Due diligence regarding ownership must be very careful and most consider the potential participation of inventors in different countries with different laws and perhaps under obligations imposed by licenses on open source programming.

d. Analyze before obtaining IP the activities that may be performed inside and outside the territories.

Depending on the patent system in the territory, you should analyze always the activities that may be performed outside the territory and the rules for infringement applicable in every market of interest. This will ensure an IP protection strategy with greater possibilities of enforceability, which will give both parties more certainty in a licensing transaction.

e. Analyze before obtaining IP the activities that may be performed inside and outside the territories.

Depending on the patent system in the territory, you should analyze always the activities that may be performed outside the territory and the rules for infringement applicable in every market of interest. This will ensure an IP protection strategy with greater possibilities of enforceability, which will give both parties more certainty in a licensing transaction.

f. If you are licensee, be sure that you pay for what you should.

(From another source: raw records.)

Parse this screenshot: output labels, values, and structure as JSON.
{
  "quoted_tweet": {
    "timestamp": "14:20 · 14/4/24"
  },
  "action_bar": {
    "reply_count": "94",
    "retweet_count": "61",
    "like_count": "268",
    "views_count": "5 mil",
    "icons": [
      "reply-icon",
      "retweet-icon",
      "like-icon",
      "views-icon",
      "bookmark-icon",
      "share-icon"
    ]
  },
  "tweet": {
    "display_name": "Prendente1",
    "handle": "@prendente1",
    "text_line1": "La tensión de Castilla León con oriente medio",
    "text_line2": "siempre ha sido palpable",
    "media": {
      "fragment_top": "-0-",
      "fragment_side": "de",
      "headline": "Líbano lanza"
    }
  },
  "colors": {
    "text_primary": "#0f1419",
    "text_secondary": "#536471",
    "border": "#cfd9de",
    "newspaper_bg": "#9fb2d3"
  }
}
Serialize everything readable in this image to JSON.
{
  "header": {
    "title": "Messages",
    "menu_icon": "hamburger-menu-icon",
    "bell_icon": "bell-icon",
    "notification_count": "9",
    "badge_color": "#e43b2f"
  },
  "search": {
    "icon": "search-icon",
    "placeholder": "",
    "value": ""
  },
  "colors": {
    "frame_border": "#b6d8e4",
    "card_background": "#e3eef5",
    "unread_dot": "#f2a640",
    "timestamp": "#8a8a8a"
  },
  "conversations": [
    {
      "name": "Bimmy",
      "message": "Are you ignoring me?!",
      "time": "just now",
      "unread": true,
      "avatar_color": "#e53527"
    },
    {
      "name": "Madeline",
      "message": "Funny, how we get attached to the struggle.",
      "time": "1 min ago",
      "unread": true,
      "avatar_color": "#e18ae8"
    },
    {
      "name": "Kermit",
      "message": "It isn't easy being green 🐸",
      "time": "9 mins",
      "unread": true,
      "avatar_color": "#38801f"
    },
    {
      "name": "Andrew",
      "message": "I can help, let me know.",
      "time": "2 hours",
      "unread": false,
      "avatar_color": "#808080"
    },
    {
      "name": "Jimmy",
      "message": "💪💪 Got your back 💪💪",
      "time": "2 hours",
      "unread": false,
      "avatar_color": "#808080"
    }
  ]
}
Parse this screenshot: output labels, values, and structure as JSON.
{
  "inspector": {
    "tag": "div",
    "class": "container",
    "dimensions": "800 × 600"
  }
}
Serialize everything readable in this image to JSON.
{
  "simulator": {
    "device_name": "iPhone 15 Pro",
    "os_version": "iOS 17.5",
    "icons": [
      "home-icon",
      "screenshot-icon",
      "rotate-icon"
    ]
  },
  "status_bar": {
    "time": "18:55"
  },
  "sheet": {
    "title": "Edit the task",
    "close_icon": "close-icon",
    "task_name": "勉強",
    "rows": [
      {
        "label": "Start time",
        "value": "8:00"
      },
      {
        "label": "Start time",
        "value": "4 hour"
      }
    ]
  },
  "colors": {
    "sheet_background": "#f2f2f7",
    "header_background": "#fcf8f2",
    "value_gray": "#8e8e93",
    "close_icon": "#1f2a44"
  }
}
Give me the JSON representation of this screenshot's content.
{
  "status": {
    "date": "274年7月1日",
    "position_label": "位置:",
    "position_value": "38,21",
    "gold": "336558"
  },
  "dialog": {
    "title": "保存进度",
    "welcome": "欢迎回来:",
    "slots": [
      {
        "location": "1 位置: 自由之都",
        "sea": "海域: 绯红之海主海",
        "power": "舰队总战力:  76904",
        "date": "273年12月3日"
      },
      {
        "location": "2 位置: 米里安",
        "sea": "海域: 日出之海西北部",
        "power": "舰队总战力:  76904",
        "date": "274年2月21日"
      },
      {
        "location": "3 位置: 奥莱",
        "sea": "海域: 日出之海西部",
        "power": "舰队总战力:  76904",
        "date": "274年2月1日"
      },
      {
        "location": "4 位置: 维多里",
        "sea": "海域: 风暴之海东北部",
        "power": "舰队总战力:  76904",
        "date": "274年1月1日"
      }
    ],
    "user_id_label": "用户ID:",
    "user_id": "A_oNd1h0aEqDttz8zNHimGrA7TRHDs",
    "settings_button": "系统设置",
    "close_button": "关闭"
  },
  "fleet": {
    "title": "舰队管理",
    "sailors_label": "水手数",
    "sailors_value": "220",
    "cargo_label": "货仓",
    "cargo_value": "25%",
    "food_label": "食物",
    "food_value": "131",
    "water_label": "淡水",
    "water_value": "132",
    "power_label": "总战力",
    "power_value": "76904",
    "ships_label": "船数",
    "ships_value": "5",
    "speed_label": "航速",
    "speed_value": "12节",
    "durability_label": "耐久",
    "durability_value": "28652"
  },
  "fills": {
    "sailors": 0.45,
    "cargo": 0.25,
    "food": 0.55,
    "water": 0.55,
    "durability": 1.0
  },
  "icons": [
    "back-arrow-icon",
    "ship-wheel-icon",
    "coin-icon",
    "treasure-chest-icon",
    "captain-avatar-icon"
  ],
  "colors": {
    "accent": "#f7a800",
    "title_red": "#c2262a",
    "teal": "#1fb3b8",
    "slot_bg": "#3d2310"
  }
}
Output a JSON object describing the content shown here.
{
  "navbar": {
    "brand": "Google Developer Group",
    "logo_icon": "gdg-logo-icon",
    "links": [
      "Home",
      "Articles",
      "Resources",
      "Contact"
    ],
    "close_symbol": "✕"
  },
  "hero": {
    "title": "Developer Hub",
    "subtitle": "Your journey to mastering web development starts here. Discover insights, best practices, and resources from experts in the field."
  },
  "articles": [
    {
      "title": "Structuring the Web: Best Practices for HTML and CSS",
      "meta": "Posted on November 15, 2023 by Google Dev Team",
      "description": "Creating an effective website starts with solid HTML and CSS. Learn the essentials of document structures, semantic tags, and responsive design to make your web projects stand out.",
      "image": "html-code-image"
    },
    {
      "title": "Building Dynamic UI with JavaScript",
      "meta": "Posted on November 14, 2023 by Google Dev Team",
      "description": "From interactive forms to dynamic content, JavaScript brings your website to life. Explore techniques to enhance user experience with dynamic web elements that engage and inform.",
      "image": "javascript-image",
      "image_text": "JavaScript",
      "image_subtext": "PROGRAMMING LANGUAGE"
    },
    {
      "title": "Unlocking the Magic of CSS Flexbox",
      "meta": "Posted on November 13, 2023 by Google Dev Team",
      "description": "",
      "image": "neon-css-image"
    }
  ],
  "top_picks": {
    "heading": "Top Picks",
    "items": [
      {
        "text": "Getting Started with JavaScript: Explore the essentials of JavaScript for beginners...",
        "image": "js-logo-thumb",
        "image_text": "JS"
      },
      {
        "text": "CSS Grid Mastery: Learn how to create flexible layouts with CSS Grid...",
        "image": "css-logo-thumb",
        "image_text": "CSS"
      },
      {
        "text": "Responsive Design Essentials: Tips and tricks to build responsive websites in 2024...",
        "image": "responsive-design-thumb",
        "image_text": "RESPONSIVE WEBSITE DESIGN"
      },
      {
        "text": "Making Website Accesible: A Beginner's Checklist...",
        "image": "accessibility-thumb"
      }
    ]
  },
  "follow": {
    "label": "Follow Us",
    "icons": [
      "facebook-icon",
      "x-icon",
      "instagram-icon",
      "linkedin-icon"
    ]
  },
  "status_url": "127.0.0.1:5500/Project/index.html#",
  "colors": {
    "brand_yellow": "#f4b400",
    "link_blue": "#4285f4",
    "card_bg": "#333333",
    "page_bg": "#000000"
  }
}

Especially with patents that are essential for standards, there might be relevant territories where the patent rights are not enforceable or simply do not exist. Accordingly, bundling territories might be considered an anti-trust practice that could or should be avoided. However, consideration of the above recommendations is necessary also because "bundling" might not be the case if different activities are performed in different territories.


Under the current circumstances, patent systems must evolve to develop more homogeneous criteria regarding computer-implemented inventions in terms of scope, patentability and international enforceability thereof.

Unfortunately this does not seem to be occurring soon. In the meantime, factors including the practices on a territorial basis must be considered in developing an IP and licensing program. Even if a transaction is made with a single licensee, there might be necessary differentiated licenses by territory that may take into account the specific circumstances in such territory regarding the breadth and availability of IP rights for computer-implemented inventions.

The environment will still continue evolving, hopefully, towards a more transparent and effective system that will allow business under clear rules for everybody in the computer-implemented inventions arena.

The content of this article is intended to provide a general guide to the subject matter. Specialist advice should be sought about your specific circumstances.